| Brief |
Please restate the data below word for word, omitting all images.

| Records supplied |
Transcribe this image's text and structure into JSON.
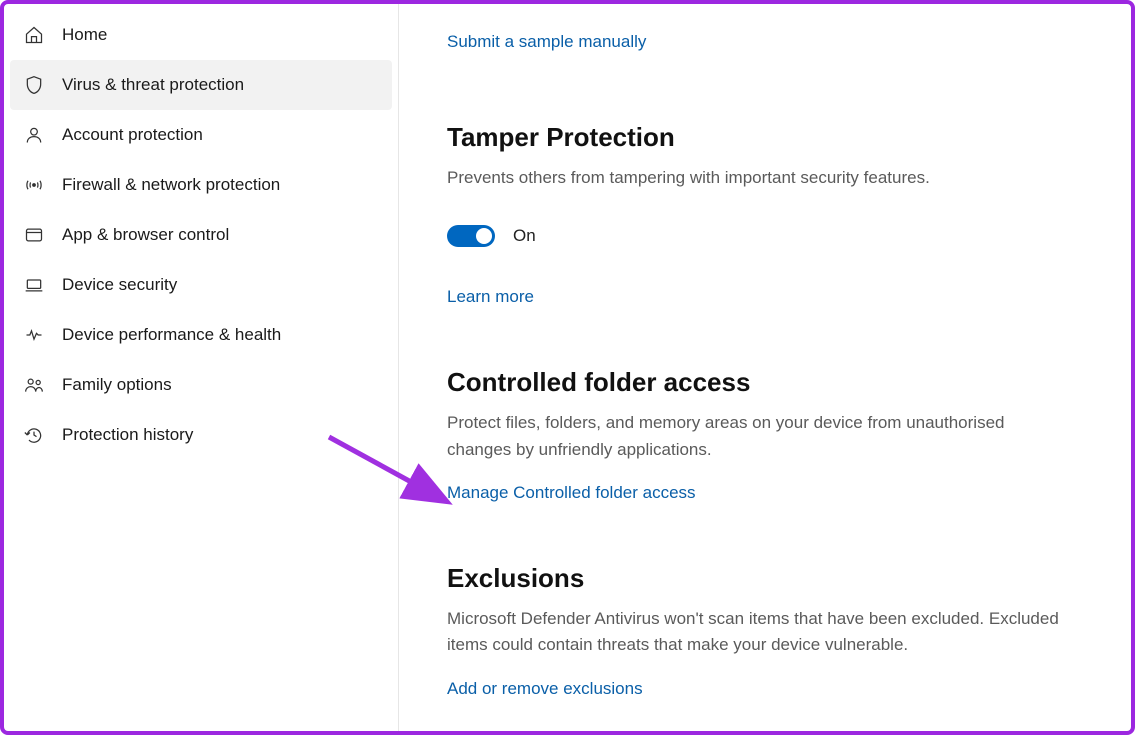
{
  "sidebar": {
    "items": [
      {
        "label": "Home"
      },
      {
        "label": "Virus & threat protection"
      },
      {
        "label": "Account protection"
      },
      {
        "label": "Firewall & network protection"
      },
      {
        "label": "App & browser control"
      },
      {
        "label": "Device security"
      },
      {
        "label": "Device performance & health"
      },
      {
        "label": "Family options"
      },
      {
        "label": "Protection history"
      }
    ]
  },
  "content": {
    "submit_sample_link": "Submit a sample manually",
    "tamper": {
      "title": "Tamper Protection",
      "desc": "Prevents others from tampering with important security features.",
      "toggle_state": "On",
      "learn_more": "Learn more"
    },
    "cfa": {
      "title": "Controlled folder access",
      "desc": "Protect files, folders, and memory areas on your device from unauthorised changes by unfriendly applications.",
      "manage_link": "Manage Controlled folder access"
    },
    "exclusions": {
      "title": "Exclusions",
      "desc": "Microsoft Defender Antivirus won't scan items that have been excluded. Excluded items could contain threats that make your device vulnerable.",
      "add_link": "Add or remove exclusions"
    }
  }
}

| Problem solution |
Transcribe this image's text and structure into JSON.
{
  "sidebar": {
    "items": [
      {
        "label": "Home"
      },
      {
        "label": "Virus & threat protection"
      },
      {
        "label": "Account protection"
      },
      {
        "label": "Firewall & network protection"
      },
      {
        "label": "App & browser control"
      },
      {
        "label": "Device security"
      },
      {
        "label": "Device performance & health"
      },
      {
        "label": "Family options"
      },
      {
        "label": "Protection history"
      }
    ]
  },
  "content": {
    "submit_sample_link": "Submit a sample manually",
    "tamper": {
      "title": "Tamper Protection",
      "desc": "Prevents others from tampering with important security features.",
      "toggle_state": "On",
      "learn_more": "Learn more"
    },
    "cfa": {
      "title": "Controlled folder access",
      "desc": "Protect files, folders, and memory areas on your device from unauthorised changes by unfriendly applications.",
      "manage_link": "Manage Controlled folder access"
    },
    "exclusions": {
      "title": "Exclusions",
      "desc": "Microsoft Defender Antivirus won't scan items that have been excluded. Excluded items could contain threats that make your device vulnerable.",
      "add_link": "Add or remove exclusions"
    }
  }
}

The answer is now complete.